Top: William Fox-Pitt and Lionheart, photo by Samantha Clark
We have heard a lot from Locog about the importance of bringing equestrianism to the capital – at previous Games, it’s variously been out in the sticks, separate countries and, in 1956, another hemisphere. But to enthusiasts this latest twist either suggests that Locog is not sufficiently interested in equestrian to have swotted-up on its idiosyncrasies, or does get it, but still doesn’t care. Either way, it leaves a sour taste.
The inspections (also known as “trot-ups” and “jogs”) involve each horse being led in front of judges who decide it is fit to compete. There is one before the eventing starts – in this case July 27, the day of the opening ceremony; Locog’s reason for not being able to cope with spectators.
The more critical one is the morning after cross-country, before the final show jumping phase, at 7.30 a.m, an hour before Locog wants to open the turnstiles.
It’s ironic this happens in the centenary year of eventing at the Olympic Games. The three-day event of Stockholm 1912 was based on the training of army horses, with the middle discipline – cross-country and endurance – aimed at testing bravery and agility for the battlefield.
Only a few hundred people might have wanted to watch the first inspection at Greenwich, maybe two or three thousand the second, but that’s not the point: it’s part of the competition, and because overnight leaders can be sensationally chucked-out if the horse is remotely sore, public scrutiny is the guarantee of integrity.
The specialist Olympic dressage and show jumping disciplines, which begin once the eventing has finished, have inspections on July 31 and August 2, 3 and 8. Unlike eventing, these are not “contact” sports, so horse inspections are a simple advance check of wellbeing, with reduced spectator appeal.
Three of them take place on days when ticket-holders are already on site.

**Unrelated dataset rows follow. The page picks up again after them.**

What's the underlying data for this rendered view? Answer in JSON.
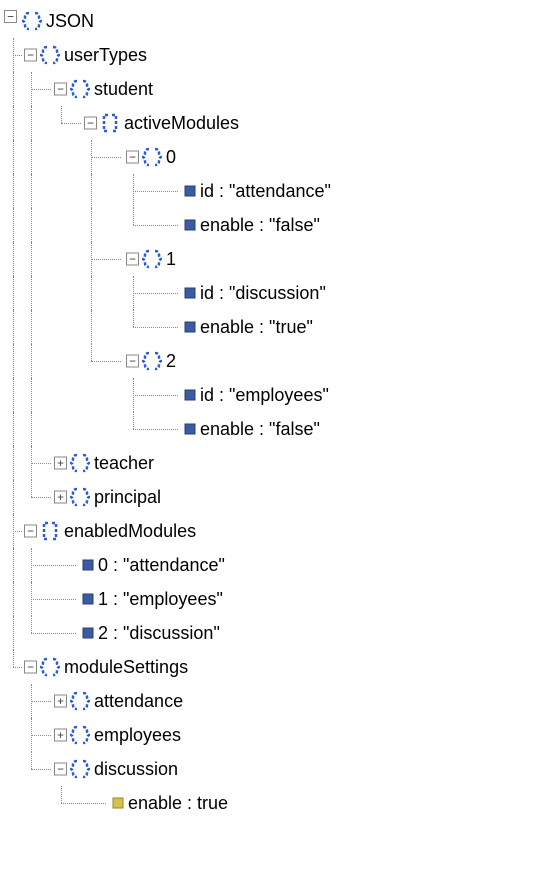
{
  "root": {
    "label": "JSON",
    "userTypes": {
      "label": "userTypes",
      "student": {
        "label": "student",
        "activeModules": {
          "label": "activeModules",
          "items": [
            {
              "index": "0",
              "id_label": "id : \"attendance\"",
              "enable_label": "enable : \"false\""
            },
            {
              "index": "1",
              "id_label": "id : \"discussion\"",
              "enable_label": "enable : \"true\""
            },
            {
              "index": "2",
              "id_label": "id : \"employees\"",
              "enable_label": "enable : \"false\""
            }
          ]
        }
      },
      "teacher": {
        "label": "teacher"
      },
      "principal": {
        "label": "principal"
      }
    },
    "enabledModules": {
      "label": "enabledModules",
      "items": [
        {
          "label": "0 : \"attendance\""
        },
        {
          "label": "1 : \"employees\""
        },
        {
          "label": "2 : \"discussion\""
        }
      ]
    },
    "moduleSettings": {
      "label": "moduleSettings",
      "attendance": {
        "label": "attendance"
      },
      "employees": {
        "label": "employees"
      },
      "discussion": {
        "label": "discussion",
        "enable": {
          "label": "enable : true"
        }
      }
    }
  },
  "glyphs": {
    "minus": "−",
    "plus": "+"
  }
}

With all this publicity some might now, out of sheer cussedness, descend on these more routine jogs. Locog’s transport management plan does, after all, encourage spectators to stagger journeys home by hanging around in the park. That’s the second irony.
The third is that Thomas won the same battle at two previous Games when obligatory public access wasn’t in FEI Olympic rules. Now it is, but the rule is not being enforced.